Scientists of KULeuven, in collaboration with the University of Ghent, have discovered a new type of cell division which had never been described before. This cell division explains genetic differences within one embryo. The researchers came to this discovery after analysing cow embryos.

This discovery also has implications for humans. Each human life begins as a cell with 46 chromosomes: 23 from the mother and 23 from the father. With normal cell division, copies of both sets of chromosomes are passed on to the new cells after fertilisation. These daughter cells repeat this same process ensuring that the same genetic material is in all cells.

In exceptional cases, the chromosomes of the mother and the father can end up in different cells. This means that an embryo can have genetically different cells which can lead to severe development disorders. The researchers call the process they discovered 'heterogeneous cell division': 'a division according to origin'.
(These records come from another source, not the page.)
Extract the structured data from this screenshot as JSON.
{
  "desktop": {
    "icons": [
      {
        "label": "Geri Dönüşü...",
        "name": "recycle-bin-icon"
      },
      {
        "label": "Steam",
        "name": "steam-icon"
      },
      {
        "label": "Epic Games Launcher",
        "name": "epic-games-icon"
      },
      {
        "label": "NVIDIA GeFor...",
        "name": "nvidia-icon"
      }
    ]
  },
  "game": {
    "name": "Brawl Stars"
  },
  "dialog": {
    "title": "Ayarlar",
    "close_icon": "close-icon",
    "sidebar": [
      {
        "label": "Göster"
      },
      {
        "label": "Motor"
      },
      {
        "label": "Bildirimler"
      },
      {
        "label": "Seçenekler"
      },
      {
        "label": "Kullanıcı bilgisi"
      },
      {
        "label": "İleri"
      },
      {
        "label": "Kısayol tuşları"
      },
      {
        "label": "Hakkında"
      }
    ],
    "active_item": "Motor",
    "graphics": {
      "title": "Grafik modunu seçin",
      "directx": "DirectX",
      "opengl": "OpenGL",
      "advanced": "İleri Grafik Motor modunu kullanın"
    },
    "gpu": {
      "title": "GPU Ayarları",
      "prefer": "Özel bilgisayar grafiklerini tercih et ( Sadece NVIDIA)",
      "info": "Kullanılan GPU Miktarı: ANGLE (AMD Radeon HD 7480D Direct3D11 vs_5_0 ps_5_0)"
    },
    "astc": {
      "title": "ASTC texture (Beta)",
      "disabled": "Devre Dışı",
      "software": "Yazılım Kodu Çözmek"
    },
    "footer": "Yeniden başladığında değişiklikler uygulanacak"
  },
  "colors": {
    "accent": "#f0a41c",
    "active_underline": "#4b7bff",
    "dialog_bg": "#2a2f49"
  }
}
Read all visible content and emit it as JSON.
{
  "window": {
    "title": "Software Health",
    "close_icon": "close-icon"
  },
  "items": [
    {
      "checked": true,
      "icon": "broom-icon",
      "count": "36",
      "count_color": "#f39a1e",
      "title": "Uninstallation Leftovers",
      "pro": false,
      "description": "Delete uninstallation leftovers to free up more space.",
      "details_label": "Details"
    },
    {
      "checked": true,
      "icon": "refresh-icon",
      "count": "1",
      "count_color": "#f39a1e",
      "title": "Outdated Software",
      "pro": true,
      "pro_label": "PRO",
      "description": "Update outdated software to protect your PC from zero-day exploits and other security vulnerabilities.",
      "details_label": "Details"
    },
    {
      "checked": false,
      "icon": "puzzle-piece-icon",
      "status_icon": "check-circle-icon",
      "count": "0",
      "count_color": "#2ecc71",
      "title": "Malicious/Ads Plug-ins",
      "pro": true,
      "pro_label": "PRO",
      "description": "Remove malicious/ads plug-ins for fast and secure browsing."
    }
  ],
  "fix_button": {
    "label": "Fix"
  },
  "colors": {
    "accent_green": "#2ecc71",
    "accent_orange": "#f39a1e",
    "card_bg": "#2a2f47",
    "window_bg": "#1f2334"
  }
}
The researchers also developed a new method to determine whether a chromosome originates from the mother or the father. This technique makes it possible, for the very first time, to detect not only abnormalities in the number of chromosomes, but also the origin of these abnormalities.

The discovery was published in Genome Research